## WHAT TO PRODUCE
A word-for-word copy of the entries is needed, and it should contain no images.

## EXCERPTED RECORDS
_ _ _ _ _ _ _
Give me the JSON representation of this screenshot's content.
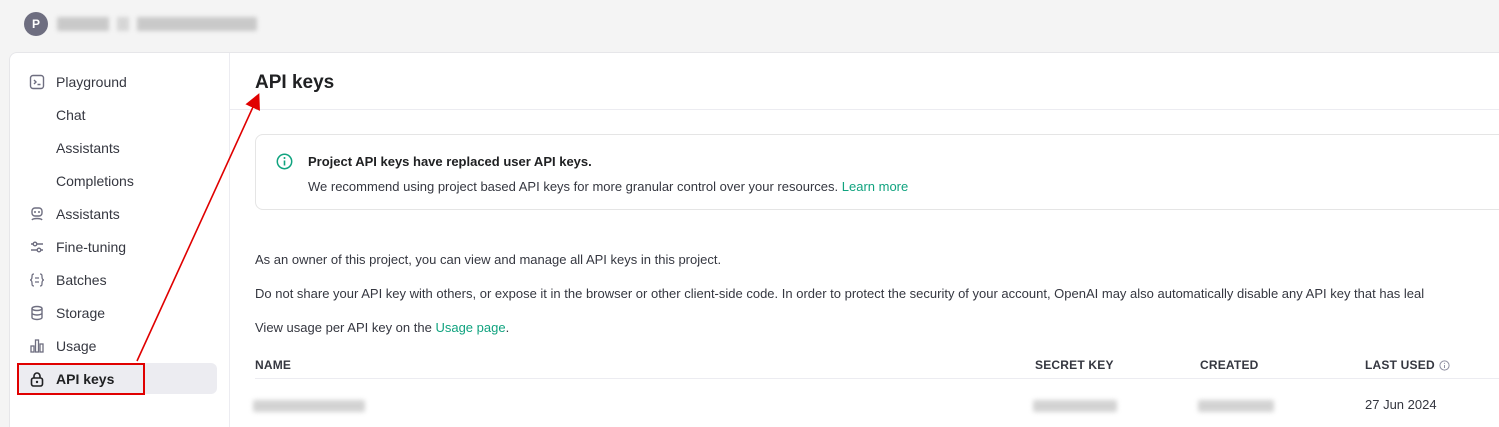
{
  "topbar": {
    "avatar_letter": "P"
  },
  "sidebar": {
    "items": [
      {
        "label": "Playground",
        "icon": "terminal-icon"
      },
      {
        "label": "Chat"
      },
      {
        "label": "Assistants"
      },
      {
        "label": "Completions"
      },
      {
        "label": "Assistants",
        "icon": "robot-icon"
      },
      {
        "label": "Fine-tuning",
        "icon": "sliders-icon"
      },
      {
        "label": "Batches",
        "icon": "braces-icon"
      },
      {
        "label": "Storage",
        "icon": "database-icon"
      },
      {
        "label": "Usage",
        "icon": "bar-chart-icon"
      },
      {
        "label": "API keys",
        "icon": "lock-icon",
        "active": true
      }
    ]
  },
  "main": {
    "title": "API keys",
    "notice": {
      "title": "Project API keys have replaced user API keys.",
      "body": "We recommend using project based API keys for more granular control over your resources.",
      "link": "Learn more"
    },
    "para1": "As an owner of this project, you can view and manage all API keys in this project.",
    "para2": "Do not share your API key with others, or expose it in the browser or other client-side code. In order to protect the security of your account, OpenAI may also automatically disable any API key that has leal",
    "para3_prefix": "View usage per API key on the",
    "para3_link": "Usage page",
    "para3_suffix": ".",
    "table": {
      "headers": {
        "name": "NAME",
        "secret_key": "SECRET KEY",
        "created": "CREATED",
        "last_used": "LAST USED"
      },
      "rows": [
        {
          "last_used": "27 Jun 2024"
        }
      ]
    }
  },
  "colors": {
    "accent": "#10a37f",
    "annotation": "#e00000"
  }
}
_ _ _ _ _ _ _
## REPLY TO THE EXERCISE
Give me the JSON representation of this screenshot's content.
{
  "topbar": {
    "avatar_letter": "P"
  },
  "sidebar": {
    "items": [
      {
        "label": "Playground",
        "icon": "terminal-icon"
      },
      {
        "label": "Chat"
      },
      {
        "label": "Assistants"
      },
      {
        "label": "Completions"
      },
      {
        "label": "Assistants",
        "icon": "robot-icon"
      },
      {
        "label": "Fine-tuning",
        "icon": "sliders-icon"
      },
      {
        "label": "Batches",
        "icon": "braces-icon"
      },
      {
        "label": "Storage",
        "icon": "database-icon"
      },
      {
        "label": "Usage",
        "icon": "bar-chart-icon"
      },
      {
        "label": "API keys",
        "icon": "lock-icon",
        "active": true
      }
    ]
  },
  "main": {
    "title": "API keys",
    "notice": {
      "title": "Project API keys have replaced user API keys.",
      "body": "We recommend using project based API keys for more granular control over your resources.",
      "link": "Learn more"
    },
    "para1": "As an owner of this project, you can view and manage all API keys in this project.",
    "para2": "Do not share your API key with others, or expose it in the browser or other client-side code. In order to protect the security of your account, OpenAI may also automatically disable any API key that has leal",
    "para3_prefix": "View usage per API key on the",
    "para3_link": "Usage page",
    "para3_suffix": ".",
    "table": {
      "headers": {
        "name": "NAME",
        "secret_key": "SECRET KEY",
        "created": "CREATED",
        "last_used": "LAST USED"
      },
      "rows": [
        {
          "last_used": "27 Jun 2024"
        }
      ]
    }
  },
  "colors": {
    "accent": "#10a37f",
    "annotation": "#e00000"
  }
}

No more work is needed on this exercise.